Wed, 21 Jul 2004 14:25:15 -0700
TEXT/PLAIN (39 lines)
---------- Forwarded message ----------
Date: Wed, 21 Jul 2004 03:18:28 +0100
From: Michael Eaton <[log in to unmask]>
To: Charles Dickens Forum <[log in to unmask]>
Subject: Re:      What Students of Dickens Are Writing about

Dear List Members,
I'm very much enjoying this 'George Silverman' discussion. Critical writings
on this neglected story are few but include the only doctrinaire Freudian
reading that was ever published in 'The Dickensian' post-war!
Those even fewer of you who heard my radio adaptation last year will know
that I rather consider it Beckett in embryo (Krapps Last Tape in particular)
and it was that particular aspect that appealed to Paul Scofield who voiced
it so wonderfully.
Of course the narrator is ultimately deluded.
Isan't the story saying: How can anyone really have any true self-awareness
about his (in this case) life?
There's a point in the tale, and it probably comes at a different moment for
every reader, when we cease to believe George's cellar-justification and
lose patience with his continual (unconscious?) urge to repeat...

I could go on but I have a much more pressing problem.
We are just about to go into production with
'The Posthumous Papers Of The Pickwick Club' and there's a raging dispute
about the pronunciation of the protagonist's female nemesis.
She is usually pronounced Mrs Bard-elle, as if she were French, whereas I
have always read her as Bard-ull - partly because I've never come across an
English name with that 'elle' ending, unless, of course, it's an affection -
but I'm from the north midlands!
What I really need to know before tape is spooled:
Is there any authority as to how Dickens himself would have pronounced this
blessed landlady's name when he did his readings of the trial or, indeed,
whether that 'elle' ending was more common in the the 1830s (and/or in
London) than it is today.

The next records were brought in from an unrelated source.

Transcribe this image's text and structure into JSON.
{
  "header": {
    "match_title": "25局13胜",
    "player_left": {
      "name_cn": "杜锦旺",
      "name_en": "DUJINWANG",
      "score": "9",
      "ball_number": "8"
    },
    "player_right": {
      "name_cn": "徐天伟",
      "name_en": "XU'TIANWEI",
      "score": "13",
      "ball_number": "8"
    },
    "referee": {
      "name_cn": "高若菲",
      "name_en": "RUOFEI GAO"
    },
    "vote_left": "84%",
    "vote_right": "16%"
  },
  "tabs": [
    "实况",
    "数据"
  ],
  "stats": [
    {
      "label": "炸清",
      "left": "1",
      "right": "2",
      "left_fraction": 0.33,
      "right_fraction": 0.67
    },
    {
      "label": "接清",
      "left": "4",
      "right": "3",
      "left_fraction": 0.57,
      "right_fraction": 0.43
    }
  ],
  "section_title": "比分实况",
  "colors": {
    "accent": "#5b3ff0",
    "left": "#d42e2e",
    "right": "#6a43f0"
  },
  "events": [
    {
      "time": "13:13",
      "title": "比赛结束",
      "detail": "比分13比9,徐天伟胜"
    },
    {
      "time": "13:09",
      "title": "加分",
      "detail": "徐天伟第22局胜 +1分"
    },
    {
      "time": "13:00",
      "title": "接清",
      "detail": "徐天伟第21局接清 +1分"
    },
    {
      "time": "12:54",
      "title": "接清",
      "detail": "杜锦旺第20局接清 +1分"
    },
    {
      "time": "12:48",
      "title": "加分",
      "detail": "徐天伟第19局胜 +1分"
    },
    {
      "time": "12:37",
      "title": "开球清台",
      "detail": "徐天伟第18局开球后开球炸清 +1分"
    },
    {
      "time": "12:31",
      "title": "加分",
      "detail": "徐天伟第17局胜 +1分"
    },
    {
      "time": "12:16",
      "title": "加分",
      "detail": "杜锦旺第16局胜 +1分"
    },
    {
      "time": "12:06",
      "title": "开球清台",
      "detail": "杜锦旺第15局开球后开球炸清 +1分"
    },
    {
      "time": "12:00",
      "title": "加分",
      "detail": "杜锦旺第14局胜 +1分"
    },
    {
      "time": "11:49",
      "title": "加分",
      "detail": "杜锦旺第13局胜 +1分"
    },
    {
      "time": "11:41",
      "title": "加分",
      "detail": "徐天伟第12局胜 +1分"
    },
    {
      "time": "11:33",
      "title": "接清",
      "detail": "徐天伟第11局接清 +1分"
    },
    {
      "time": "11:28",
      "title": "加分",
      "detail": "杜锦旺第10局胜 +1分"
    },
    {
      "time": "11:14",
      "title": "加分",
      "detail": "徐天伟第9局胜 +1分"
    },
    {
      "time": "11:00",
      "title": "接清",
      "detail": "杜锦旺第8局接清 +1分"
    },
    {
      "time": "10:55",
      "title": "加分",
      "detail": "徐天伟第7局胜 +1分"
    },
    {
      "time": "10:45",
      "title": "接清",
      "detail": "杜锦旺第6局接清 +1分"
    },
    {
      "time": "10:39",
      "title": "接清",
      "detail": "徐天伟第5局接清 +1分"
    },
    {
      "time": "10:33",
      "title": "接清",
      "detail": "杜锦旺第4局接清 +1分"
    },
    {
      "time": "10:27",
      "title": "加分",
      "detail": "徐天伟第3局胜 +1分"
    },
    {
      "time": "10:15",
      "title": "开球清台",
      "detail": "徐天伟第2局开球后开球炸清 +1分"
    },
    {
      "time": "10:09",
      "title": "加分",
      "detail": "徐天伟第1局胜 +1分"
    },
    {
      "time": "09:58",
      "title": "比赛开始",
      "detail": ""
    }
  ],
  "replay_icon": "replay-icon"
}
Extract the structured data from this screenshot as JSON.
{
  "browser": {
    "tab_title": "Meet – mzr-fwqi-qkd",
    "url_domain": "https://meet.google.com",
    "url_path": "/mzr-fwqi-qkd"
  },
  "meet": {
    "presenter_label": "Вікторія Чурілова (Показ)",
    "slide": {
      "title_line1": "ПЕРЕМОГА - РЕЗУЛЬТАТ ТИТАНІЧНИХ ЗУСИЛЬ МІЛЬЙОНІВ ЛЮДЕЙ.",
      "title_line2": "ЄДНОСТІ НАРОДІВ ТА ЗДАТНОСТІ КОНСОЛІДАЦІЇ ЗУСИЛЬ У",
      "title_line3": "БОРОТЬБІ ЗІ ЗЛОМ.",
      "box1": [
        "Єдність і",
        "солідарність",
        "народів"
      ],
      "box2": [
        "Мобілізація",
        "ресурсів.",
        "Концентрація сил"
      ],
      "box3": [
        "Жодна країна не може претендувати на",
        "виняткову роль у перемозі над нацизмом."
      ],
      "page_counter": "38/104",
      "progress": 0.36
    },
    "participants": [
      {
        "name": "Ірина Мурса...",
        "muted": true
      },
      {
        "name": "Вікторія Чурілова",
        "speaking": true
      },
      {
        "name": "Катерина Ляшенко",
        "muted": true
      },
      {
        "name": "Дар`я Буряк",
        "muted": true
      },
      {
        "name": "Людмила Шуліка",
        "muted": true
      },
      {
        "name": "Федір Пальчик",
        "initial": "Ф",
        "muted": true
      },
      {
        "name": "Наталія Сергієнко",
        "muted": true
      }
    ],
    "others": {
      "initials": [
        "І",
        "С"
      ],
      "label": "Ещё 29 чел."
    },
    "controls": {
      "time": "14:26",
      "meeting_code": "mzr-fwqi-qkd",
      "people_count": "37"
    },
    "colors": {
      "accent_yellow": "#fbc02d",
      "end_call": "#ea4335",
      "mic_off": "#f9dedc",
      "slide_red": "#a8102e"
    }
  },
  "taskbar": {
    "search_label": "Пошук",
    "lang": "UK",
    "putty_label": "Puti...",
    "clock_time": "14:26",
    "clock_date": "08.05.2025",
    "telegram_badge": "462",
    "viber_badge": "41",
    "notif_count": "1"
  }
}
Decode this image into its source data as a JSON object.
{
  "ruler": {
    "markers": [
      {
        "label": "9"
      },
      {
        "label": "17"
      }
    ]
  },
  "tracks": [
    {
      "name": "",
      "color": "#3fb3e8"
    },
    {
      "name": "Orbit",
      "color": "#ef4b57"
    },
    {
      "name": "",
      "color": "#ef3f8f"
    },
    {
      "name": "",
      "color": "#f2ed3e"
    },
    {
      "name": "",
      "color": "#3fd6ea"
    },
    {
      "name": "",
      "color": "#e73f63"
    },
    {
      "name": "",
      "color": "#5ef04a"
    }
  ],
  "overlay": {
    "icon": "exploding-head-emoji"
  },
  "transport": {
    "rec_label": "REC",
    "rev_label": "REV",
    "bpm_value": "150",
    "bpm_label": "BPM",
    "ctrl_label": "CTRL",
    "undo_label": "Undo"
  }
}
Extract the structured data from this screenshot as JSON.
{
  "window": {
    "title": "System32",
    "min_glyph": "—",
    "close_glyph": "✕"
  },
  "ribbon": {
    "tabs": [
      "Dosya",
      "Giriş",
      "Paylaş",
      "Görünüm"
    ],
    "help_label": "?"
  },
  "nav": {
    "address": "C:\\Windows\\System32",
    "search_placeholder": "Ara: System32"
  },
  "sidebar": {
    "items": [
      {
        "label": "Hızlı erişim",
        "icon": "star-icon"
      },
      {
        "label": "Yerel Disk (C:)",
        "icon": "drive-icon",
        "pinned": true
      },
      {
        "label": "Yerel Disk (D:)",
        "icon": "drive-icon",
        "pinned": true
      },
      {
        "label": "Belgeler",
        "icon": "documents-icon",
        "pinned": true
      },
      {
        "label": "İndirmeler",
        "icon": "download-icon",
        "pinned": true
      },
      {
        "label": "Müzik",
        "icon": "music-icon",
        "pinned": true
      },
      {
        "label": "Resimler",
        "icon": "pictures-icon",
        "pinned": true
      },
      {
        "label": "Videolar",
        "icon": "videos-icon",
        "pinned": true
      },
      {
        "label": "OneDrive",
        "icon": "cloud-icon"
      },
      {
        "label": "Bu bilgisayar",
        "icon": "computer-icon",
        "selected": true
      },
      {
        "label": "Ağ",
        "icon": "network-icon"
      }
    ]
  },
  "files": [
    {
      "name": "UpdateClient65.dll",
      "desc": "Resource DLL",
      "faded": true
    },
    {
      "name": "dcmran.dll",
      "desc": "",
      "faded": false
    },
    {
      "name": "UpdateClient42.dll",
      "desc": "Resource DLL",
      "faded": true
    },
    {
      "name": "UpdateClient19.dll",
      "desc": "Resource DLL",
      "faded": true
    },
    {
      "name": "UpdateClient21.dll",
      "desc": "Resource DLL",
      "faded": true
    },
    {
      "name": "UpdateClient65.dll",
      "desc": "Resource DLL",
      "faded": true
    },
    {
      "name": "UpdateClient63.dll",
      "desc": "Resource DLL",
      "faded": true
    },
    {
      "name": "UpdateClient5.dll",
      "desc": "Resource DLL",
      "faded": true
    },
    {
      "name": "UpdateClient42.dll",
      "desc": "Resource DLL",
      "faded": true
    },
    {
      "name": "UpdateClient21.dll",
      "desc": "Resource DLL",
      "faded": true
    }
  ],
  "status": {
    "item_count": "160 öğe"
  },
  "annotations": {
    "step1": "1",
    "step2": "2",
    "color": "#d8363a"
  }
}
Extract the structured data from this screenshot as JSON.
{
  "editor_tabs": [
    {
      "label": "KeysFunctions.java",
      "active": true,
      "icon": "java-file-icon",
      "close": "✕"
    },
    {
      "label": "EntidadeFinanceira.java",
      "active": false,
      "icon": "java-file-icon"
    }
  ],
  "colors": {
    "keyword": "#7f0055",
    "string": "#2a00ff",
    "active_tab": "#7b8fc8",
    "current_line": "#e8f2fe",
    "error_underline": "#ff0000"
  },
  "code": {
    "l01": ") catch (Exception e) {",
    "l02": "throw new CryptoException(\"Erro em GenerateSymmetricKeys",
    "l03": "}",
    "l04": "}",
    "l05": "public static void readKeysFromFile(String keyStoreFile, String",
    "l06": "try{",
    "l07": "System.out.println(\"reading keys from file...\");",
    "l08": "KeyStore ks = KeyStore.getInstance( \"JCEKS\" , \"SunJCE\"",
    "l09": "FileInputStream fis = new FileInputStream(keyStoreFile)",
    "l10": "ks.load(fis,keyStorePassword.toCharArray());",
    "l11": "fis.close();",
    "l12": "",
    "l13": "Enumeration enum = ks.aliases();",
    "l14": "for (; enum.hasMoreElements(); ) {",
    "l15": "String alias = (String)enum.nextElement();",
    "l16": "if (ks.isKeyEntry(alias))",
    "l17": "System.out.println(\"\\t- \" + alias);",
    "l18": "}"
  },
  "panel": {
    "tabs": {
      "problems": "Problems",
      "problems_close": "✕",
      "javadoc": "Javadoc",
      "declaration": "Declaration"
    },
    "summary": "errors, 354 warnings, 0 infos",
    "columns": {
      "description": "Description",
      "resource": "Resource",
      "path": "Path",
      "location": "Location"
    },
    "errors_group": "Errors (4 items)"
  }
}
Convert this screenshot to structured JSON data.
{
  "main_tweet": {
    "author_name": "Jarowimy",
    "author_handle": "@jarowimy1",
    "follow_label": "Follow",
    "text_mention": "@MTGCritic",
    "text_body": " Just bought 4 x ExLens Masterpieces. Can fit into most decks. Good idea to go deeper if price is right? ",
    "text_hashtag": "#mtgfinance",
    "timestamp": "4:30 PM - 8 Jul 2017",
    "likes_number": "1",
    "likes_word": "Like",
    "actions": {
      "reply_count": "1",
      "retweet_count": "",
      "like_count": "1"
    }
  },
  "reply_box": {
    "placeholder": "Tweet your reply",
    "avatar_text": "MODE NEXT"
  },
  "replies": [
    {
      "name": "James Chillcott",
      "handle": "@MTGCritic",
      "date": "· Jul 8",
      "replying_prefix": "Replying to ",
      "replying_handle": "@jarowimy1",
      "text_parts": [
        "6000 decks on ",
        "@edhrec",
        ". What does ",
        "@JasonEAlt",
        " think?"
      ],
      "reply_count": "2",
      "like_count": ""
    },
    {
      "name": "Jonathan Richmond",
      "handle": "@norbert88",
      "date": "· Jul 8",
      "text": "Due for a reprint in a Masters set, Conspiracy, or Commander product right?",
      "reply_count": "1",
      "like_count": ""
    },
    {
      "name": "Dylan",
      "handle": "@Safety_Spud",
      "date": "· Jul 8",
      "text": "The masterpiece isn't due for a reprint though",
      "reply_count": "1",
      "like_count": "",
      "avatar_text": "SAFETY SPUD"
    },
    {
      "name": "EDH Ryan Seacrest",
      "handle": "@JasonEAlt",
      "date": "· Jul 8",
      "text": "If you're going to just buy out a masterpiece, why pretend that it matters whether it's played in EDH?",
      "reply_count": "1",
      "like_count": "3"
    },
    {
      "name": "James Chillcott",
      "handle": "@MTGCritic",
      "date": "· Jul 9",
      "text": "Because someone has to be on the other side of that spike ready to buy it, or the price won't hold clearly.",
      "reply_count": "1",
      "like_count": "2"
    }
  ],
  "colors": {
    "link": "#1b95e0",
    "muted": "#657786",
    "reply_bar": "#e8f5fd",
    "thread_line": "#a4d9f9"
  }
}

Somebody wrote an orthographical account of his readings in, I think,
Boston.  Does this decide the issue?
So, Dickensians: 'Bard-ull' or 'Bard-elle'?
Michael Eaton